Leading 275 students onto the field of Clem Senn Field, 80-year-old Roy Culver was the oldest graduate to receive his diploma at the Sunnyside High School commencement exercise last Friday night.
Culver graduated as part of the Operation Recognition program, which allows military veterans who left school early to join World War II ranks to receive high school diplomas. As a part of the ceremony Culver not only received his diploma, but a long-awaited standing ovation from the crowd.
Culver's recognition set the tone of the event, at which both Sunnyside School District Superintendent Dr. Rick Cole and class speaker, American History and CWP teacher Monty Johnson, encouraged the young graduates to be part of their communities and vote.
Cole also encouraged the graduates to, no later than Saturday, sit down and think about what their goals are and to raise them.
"It's important to set your goals high because you can do it," said Cole. "You are successful. Don't be afraid to fail or challenge your future."
Johnson addressed the class saying, "You're the sons and daughters of this community. Take pride in yourselves. We have invested in you and we have invested well."
He said there is much that faces the graduates as they leave Sunnyside and enter the world.

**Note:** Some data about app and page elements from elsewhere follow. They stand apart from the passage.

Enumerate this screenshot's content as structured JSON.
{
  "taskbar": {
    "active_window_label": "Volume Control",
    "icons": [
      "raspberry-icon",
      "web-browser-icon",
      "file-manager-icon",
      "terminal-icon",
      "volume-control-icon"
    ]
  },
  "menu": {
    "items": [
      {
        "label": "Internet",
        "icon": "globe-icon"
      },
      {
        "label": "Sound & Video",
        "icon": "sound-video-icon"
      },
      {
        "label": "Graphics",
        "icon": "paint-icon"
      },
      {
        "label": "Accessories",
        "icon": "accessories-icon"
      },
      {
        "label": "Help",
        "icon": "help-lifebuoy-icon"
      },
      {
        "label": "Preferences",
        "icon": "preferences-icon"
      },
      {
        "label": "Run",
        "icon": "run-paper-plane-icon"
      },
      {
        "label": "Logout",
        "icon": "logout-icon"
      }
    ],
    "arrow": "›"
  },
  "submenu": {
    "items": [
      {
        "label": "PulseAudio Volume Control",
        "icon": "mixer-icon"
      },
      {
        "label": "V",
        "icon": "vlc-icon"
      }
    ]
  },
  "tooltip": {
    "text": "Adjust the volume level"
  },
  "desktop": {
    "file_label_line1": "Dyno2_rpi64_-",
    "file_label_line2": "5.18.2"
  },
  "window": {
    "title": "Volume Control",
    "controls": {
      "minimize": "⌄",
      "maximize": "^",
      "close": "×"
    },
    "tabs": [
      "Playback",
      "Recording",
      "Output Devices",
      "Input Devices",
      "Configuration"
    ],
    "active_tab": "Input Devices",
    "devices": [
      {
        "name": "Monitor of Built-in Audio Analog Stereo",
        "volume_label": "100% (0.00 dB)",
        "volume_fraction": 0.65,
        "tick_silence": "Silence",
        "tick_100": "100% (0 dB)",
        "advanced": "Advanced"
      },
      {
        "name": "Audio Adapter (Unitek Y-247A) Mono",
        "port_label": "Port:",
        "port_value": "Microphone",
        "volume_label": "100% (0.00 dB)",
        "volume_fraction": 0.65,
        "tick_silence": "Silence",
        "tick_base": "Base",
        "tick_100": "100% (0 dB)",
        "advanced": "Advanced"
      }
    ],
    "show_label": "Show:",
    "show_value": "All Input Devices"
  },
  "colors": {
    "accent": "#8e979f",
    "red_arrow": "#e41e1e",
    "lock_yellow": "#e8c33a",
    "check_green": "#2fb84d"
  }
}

Johnson said as Sunnyside thrives and grows local residents will try to better it with our own interests in mind, to draw back some of the recent graduates.
He encouraged the youths to become a part of their community, whether it be Sunnyside or another town. He encouraged the youths to find a community and become a volunteer, join a service club or help a friend in need.
"Don't consider your education complete," he said, encouraging the young adults to be constant learners, informing themselves about what is going on in the world around them.
He also encouraged the youths to participate in the country's democracy.
"Many of you are 18, or soon will be. I encourage you to vote this fall," said Johnson.
He added that to vote and not know what you're voting for is worse than not voting at all.
"I know the world holds a lot for you," said Johnson. "So be informed, participate in the process and never ever sell yourselves short."
Also speaking at the graduation were salutatorian Amy Kilian and co-valedictorians Stacey Gorski and Joshua Barr.
Kilian said as an eighth grader she was sick a lot and her grades began to slip. In danger of getting a C, she went to her teacher to beg for a better grade.
In her mind, Kilian said, the sky turned black, the teacher sprouted devil horns and bellowed down on her NO!, when in fact that was all in her mind.
In reality, Kilian said, when she was in eighth grade she was able to get a B in the class she was afraid she would get a C in and it was the last B she ever got. Kilian said memories are just fact-perception and image.
"Scientists have proven that you choose how you remember things," said Kilian.
Kilian said she will always remember the funny moments with her classmates, including the slow-motion portions of the drama club's presentation of Joseph and the Amazing Technicolor Dreamcoat.
She said if her fellow classmates' memories include Miss Schuette sending them home because their shorts had a 2" inseam, they probably shouldn't wear those shorts to a job interview.
She encouraged her classmates as they leave Sunnyside High School to spice up their lives, just like they spice up their memories.
Barr said that it was eight years before that he decided to be valedictorian. He said it was because of friends, teachers and family that he was able to make it.
"For better or for worse they form the core of who you are," said Barr.
As a middle school student, Barr remembers the day his father asked him if he wanted to go to the library.
"Now, it wasn't the library downtown, but it was the one in Richland," said Barr, explaining that his father took four hours out of his life just to take him to the library.
"The little things can mean so much," said Barr, who is always reading, which he said has been instrumental in his academic success.
Barr said as a youngster he didn't want to learn to read, but his mother got him interested, which changed his life.
As a second grader, Barr remembers being punished for reading ahead, which almost squelched his interest in education.
"Teachers," he said, "Your job is not just to guide your students though a series of lessons. Don't worry about what they'll learn next year, there are always things to learn."
Barr said that through his life, God has been his strength.
"He has been my shield, my rock and my saviour," he said.
Gorski, an award-winning science fair contest participant, examined the class of 2004 as if it were a science fair project.
She said the class of 2004 science fair project would be called "Driven, Determined and Dedicated."
She said her classmates have not only shown these qualities in their success, but also in their friendships to each other.
The hypotheses of the project, she said, is "We, the class of 2004, can conquer and do anything with hard work, diligence and creativity."
The goal of the project is to use creativity, put in all you have, be diligent and successful, Gorski said.
She said the class has plenty of evidence to support the goals for their projects with pictures of family and friends, state games and meets traveled to, some of which were won and some lost, drama productions, homecoming and Senior Follies, which raised $2,100.
She said the conclusion would read that the class of 2004 can conquer anything because they are driven, determined and dedicated.
"You see," she said, "It's scientifically proven that you will succeed."
Gorski was later presented the Outstanding Senior Girl award. Tanner Kellogg was named Outstanding Senior Boy. Outstanding Senior Boy Athlete was awarded to R.J. Elizondo and Isley Gonzalez was presented Outstanding Senior Girl Athlete.